Children with congenital thoracic scoliosis associated with fused ribs with
a unilateral unsegmented bar adjacent to convex hemivertebrae will invariably
have curve progression without treatment. Surgery has been thought to have a
negligible growth-inhibition effect on the thoracic spine in such patients
because it has been assumed that the concave side of the curve and the
unilateral unsegmented bar do not grow, but we are unaware of any conclusive
studies regarding this assumption.
The changes in the length of the concave and convex sides, anterior and
posterior vertebral edges, posterior arch, and unilateral unsegmented bars of
the thoracic spine were measured in the twenty-one children with congenital
scoliosis and fused ribs after expansion thoracoplasty had been carried out
with use of a vertical, expandable titanium prosthetic rib. Three of these
children hadundergone posterior spinal fusion previously. Measurements were
made with use of a three-dimensional software program that analyzed baseline
and follow-up computed tomography scans.
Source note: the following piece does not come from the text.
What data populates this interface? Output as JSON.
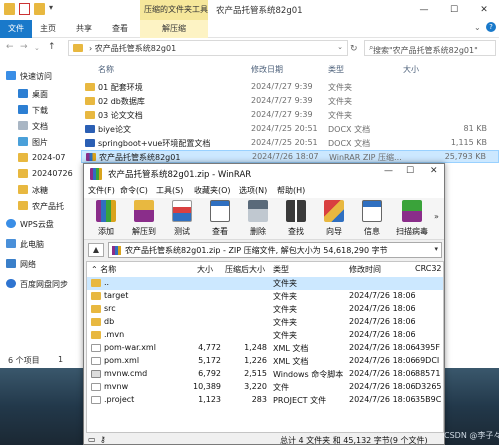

The technique was validated through
measurement of the thorax of a small female adult cadaver.
The patients without spine fusion had an average age of 3.3 years at the
time of the baseline computed tomography scan, and the average duration of
follow-up was 4.2 years. On the average, these patients showed significant
growth (p < 0.0001) of the concave side of the thoracic spine (an increase
in length of 7.9 mm/yr, or 7.1%/yr) and the convex side (8.3 mm/yr, or
6.4%/yr) compared with the baseline lengths. There was no significant
difference in the increases in length (p = 0.38) between the concave and
convex sides. Eleven patients with an unsegmented bar had an average 7.3%
increase in the length of the bar (p < 0.0001). In the three children with
prior spinal fusion, the increase in length averaged only 4.6 mm/yr (3%/yr) on
the concave side of the thoracic spine and 3.7 mm/yr (2.2%/yr) on the convex
side; both increases were significant (p < 0.0001).
Longitudinal growth of the thoracic spine in a normal child has been
estimated to be 0.6 cm/yr between the ages of five and nine years. After
expansion thoracoplasty, growth of the thoracic spine was approximately 8
mm/yr in our series of children with congenital scoliosis and fused ribs.
After expansion thoracoplasty, both the concave and the convex side of the
thoracic spine and unilateral unsegmented bars appeared to grow in these
patients. When a thorax is already foreshortened by congenital scoliosis,
control of spine deformity with expansion thoracoplasty allows growth of the
thoracic spine, and it is likely that the longer thorax provides additional
volume for growth of the underlying lungs with probable clinical benefit.